»»

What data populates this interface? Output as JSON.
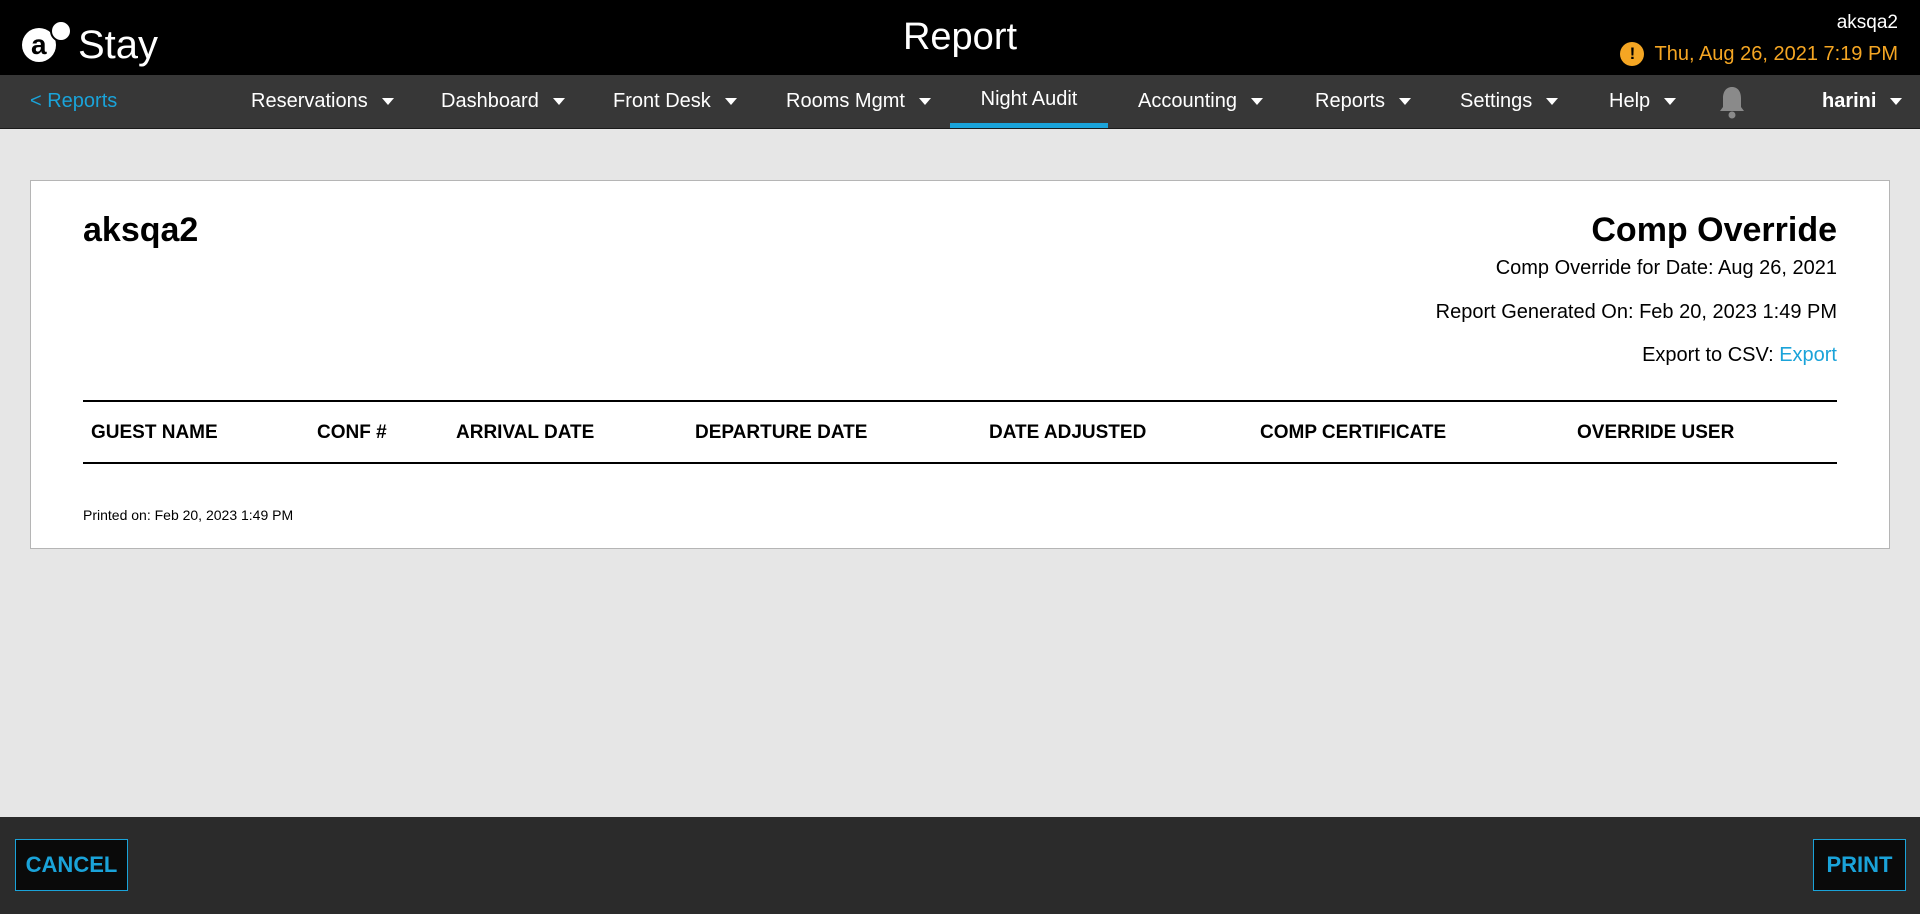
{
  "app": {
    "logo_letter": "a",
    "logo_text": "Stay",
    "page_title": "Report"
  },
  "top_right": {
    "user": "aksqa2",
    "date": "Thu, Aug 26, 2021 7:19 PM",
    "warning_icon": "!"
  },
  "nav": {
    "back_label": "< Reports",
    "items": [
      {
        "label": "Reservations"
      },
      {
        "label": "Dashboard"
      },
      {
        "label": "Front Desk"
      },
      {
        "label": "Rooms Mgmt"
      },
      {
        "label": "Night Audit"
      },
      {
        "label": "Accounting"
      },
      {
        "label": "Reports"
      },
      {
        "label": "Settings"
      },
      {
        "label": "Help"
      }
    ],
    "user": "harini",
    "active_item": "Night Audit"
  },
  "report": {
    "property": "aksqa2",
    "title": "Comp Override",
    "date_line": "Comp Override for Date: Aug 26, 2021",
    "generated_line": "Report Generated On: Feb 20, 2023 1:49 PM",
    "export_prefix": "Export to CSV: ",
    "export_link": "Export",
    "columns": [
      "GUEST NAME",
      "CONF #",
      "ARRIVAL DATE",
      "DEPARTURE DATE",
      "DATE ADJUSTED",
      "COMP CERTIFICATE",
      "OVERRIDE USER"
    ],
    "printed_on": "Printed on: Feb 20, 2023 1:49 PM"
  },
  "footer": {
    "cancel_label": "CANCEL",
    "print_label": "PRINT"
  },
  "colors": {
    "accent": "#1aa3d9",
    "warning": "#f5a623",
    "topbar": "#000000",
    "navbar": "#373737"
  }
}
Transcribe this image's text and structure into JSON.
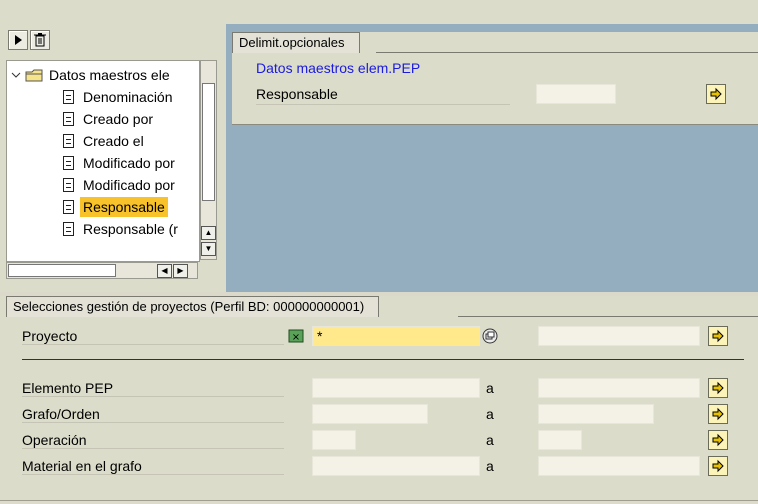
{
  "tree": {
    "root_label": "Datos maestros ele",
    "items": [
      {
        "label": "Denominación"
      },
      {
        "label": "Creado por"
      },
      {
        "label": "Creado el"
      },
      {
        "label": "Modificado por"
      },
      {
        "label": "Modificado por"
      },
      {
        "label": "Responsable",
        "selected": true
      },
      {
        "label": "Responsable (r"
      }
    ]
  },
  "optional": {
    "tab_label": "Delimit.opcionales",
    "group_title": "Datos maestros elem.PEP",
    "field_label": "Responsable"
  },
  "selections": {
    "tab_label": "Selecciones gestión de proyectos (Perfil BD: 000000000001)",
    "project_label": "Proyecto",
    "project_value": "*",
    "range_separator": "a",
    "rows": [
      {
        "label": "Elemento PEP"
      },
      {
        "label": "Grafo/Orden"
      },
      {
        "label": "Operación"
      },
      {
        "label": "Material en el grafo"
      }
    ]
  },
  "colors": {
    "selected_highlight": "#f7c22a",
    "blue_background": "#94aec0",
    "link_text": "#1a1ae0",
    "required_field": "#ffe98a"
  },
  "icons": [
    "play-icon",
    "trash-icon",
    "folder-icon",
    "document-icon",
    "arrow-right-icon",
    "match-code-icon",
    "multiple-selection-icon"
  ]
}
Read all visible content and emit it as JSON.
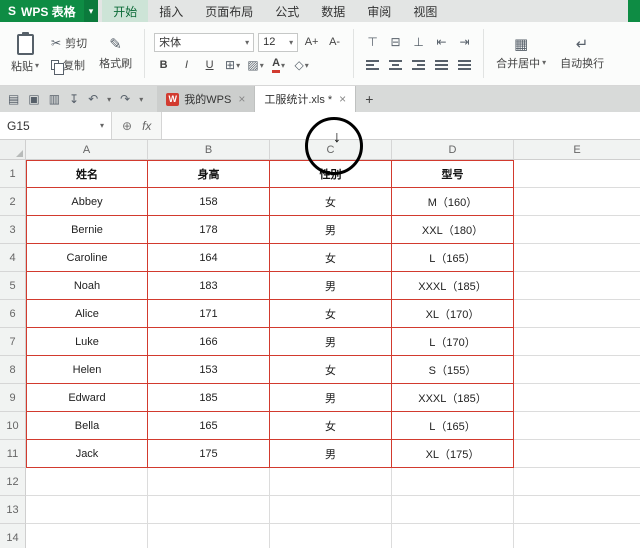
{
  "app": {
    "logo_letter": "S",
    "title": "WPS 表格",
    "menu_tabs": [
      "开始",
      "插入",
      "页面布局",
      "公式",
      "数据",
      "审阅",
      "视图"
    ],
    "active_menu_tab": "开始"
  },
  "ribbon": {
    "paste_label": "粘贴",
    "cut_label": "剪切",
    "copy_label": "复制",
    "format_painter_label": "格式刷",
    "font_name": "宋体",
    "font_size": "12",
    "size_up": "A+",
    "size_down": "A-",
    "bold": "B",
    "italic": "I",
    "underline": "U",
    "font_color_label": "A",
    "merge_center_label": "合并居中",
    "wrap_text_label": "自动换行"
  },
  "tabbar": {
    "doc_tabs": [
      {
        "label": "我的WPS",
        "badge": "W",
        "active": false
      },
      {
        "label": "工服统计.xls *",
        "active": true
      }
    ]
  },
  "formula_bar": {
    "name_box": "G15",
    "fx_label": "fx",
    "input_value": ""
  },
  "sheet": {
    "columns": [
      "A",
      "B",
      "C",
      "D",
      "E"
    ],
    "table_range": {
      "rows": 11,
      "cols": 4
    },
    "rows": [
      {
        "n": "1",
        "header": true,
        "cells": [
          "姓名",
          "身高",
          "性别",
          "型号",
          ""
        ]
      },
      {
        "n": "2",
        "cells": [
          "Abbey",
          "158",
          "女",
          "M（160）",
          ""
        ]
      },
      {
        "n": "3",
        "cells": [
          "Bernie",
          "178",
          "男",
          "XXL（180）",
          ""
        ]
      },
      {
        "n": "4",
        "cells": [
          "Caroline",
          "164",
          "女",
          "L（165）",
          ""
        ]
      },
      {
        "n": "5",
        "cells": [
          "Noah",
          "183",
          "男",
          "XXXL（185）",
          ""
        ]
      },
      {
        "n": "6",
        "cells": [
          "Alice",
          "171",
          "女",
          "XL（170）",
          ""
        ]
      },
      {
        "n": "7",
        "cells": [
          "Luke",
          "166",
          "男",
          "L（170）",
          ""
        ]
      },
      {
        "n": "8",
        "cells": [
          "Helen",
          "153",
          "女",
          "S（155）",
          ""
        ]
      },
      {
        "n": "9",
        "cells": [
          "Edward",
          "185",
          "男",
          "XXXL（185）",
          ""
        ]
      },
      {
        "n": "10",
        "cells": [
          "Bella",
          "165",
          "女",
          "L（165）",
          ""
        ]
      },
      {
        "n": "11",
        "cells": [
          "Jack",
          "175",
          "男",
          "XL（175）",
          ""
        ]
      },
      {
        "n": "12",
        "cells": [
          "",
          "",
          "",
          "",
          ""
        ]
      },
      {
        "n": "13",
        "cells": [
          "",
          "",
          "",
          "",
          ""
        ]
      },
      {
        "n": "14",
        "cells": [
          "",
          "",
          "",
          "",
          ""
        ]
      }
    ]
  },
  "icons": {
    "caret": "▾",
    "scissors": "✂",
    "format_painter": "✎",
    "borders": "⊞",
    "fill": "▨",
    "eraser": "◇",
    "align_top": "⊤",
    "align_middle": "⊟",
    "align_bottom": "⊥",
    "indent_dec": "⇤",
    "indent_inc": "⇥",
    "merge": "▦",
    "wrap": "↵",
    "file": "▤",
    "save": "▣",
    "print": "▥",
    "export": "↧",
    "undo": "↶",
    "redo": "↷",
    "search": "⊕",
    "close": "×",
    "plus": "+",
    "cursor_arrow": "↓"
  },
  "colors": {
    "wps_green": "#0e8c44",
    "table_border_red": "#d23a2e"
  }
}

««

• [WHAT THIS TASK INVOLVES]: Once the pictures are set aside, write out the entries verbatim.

• [EXPECTED ANSWER]:
What data populates this interface? Output as JSON.
{
  "app": {
    "logo_letter": "a",
    "logo_text": "Stay",
    "page_title": "Report"
  },
  "top_right": {
    "user": "aksqa2",
    "date": "Thu, Aug 26, 2021 7:19 PM",
    "warning_icon": "!"
  },
  "nav": {
    "back_label": "< Reports",
    "items": [
      {
        "label": "Reservations"
      },
      {
        "label": "Dashboard"
      },
      {
        "label": "Front Desk"
      },
      {
        "label": "Rooms Mgmt"
      },
      {
        "label": "Night Audit"
      },
      {
        "label": "Accounting"
      },
      {
        "label": "Reports"
      },
      {
        "label": "Settings"
      },
      {
        "label": "Help"
      }
    ],
    "user": "harini",
    "active_item": "Night Audit"
  },
  "report": {
    "property": "aksqa2",
    "title": "Comp Override",
    "date_line": "Comp Override for Date: Aug 26, 2021",
    "generated_line": "Report Generated On: Feb 20, 2023 1:49 PM",
    "export_prefix": "Export to CSV: ",
    "export_link": "Export",
    "columns": [
      "GUEST NAME",
      "CONF #",
      "ARRIVAL DATE",
      "DEPARTURE DATE",
      "DATE ADJUSTED",
      "COMP CERTIFICATE",
      "OVERRIDE USER"
    ],
    "printed_on": "Printed on: Feb 20, 2023 1:49 PM"
  },
  "footer": {
    "cancel_label": "CANCEL",
    "print_label": "PRINT"
  },
  "colors": {
    "accent": "#1aa3d9",
    "warning": "#f5a623",
    "topbar": "#000000",
    "navbar": "#373737"
  }
}
Transcribe this image's text and structure into JSON.
{
  "tree": {
    "root_label": "Datos maestros ele",
    "items": [
      {
        "label": "Denominación"
      },
      {
        "label": "Creado por"
      },
      {
        "label": "Creado el"
      },
      {
        "label": "Modificado por"
      },
      {
        "label": "Modificado por"
      },
      {
        "label": "Responsable",
        "selected": true
      },
      {
        "label": "Responsable (r"
      }
    ]
  },
  "optional": {
    "tab_label": "Delimit.opcionales",
    "group_title": "Datos maestros elem.PEP",
    "field_label": "Responsable"
  },
  "selections": {
    "tab_label": "Selecciones gestión de proyectos (Perfil BD: 000000000001)",
    "project_label": "Proyecto",
    "project_value": "*",
    "range_separator": "a",
    "rows": [
      {
        "label": "Elemento PEP"
      },
      {
        "label": "Grafo/Orden"
      },
      {
        "label": "Operación"
      },
      {
        "label": "Material en el grafo"
      }
    ]
  },
  "colors": {
    "selected_highlight": "#f7c22a",
    "blue_background": "#94aec0",
    "link_text": "#1a1ae0",
    "required_field": "#ffe98a"
  },
  "icons": [
    "play-icon",
    "trash-icon",
    "folder-icon",
    "document-icon",
    "arrow-right-icon",
    "match-code-icon",
    "multiple-selection-icon"
  ]
}
Read all visible content and emit it as JSON.
{
  "app": {
    "logo_letter": "S",
    "title": "WPS 表格",
    "menu_tabs": [
      "开始",
      "插入",
      "页面布局",
      "公式",
      "数据",
      "审阅",
      "视图"
    ],
    "active_menu_tab": "开始"
  },
  "ribbon": {
    "paste_label": "粘贴",
    "cut_label": "剪切",
    "copy_label": "复制",
    "format_painter_label": "格式刷",
    "font_name": "宋体",
    "font_size": "12",
    "size_up": "A+",
    "size_down": "A-",
    "bold": "B",
    "italic": "I",
    "underline": "U",
    "font_color_label": "A",
    "merge_center_label": "合并居中",
    "wrap_text_label": "自动换行"
  },
  "tabbar": {
    "doc_tabs": [
      {
        "label": "我的WPS",
        "badge": "W",
        "active": false
      },
      {
        "label": "工服统计.xls *",
        "active": true
      }
    ]
  },
  "formula_bar": {
    "name_box": "G15",
    "fx_label": "fx",
    "input_value": ""
  },
  "sheet": {
    "columns": [
      "A",
      "B",
      "C",
      "D",
      "E"
    ],
    "table_range": {
      "rows": 11,
      "cols": 4
    },
    "rows": [
      {
        "n": "1",
        "header": true,
        "cells": [
          "姓名",
          "身高",
          "性别",
          "型号",
          ""
        ]
      },
      {
        "n": "2",
        "cells": [
          "Abbey",
          "158",
          "女",
          "M（160）",
          ""
        ]
      },
      {
        "n": "3",
        "cells": [
          "Bernie",
          "178",
          "男",
          "XXL（180）",
          ""
        ]
      },
      {
        "n": "4",
        "cells": [
          "Caroline",
          "164",
          "女",
          "L（165）",
          ""
        ]
      },
      {
        "n": "5",
        "cells": [
          "Noah",
          "183",
          "男",
          "XXXL（185）",
          ""
        ]
      },
      {
        "n": "6",
        "cells": [
          "Alice",
          "171",
          "女",
          "XL（170）",
          ""
        ]
      },
      {
        "n": "7",
        "cells": [
          "Luke",
          "166",
          "男",
          "L（170）",
          ""
        ]
      },
      {
        "n": "8",
        "cells": [
          "Helen",
          "153",
          "女",
          "S（155）",
          ""
        ]
      },
      {
        "n": "9",
        "cells": [
          "Edward",
          "185",
          "男",
          "XXXL（185）",
          ""
        ]
      },
      {
        "n": "10",
        "cells": [
          "Bella",
          "165",
          "女",
          "L（165）",
          ""
        ]
      },
      {
        "n": "11",
        "cells": [
          "Jack",
          "175",
          "男",
          "XL（175）",
          ""
        ]
      },
      {
        "n": "12",
        "cells": [
          "",
          "",
          "",
          "",
          ""
        ]
      },
      {
        "n": "13",
        "cells": [
          "",
          "",
          "",
          "",
          ""
        ]
      },
      {
        "n": "14",
        "cells": [
          "",
          "",
          "",
          "",
          ""
        ]
      }
    ]
  },
  "icons": {
    "caret": "▾",
    "scissors": "✂",
    "format_painter": "✎",
    "borders": "⊞",
    "fill": "▨",
    "eraser": "◇",
    "align_top": "⊤",
    "align_middle": "⊟",
    "align_bottom": "⊥",
    "indent_dec": "⇤",
    "indent_inc": "⇥",
    "merge": "▦",
    "wrap": "↵",
    "file": "▤",
    "save": "▣",
    "print": "▥",
    "export": "↧",
    "undo": "↶",
    "redo": "↷",
    "search": "⊕",
    "close": "×",
    "plus": "+",
    "cursor_arrow": "↓"
  },
  "colors": {
    "wps_green": "#0e8c44",
    "table_border_red": "#d23a2e"
  }
}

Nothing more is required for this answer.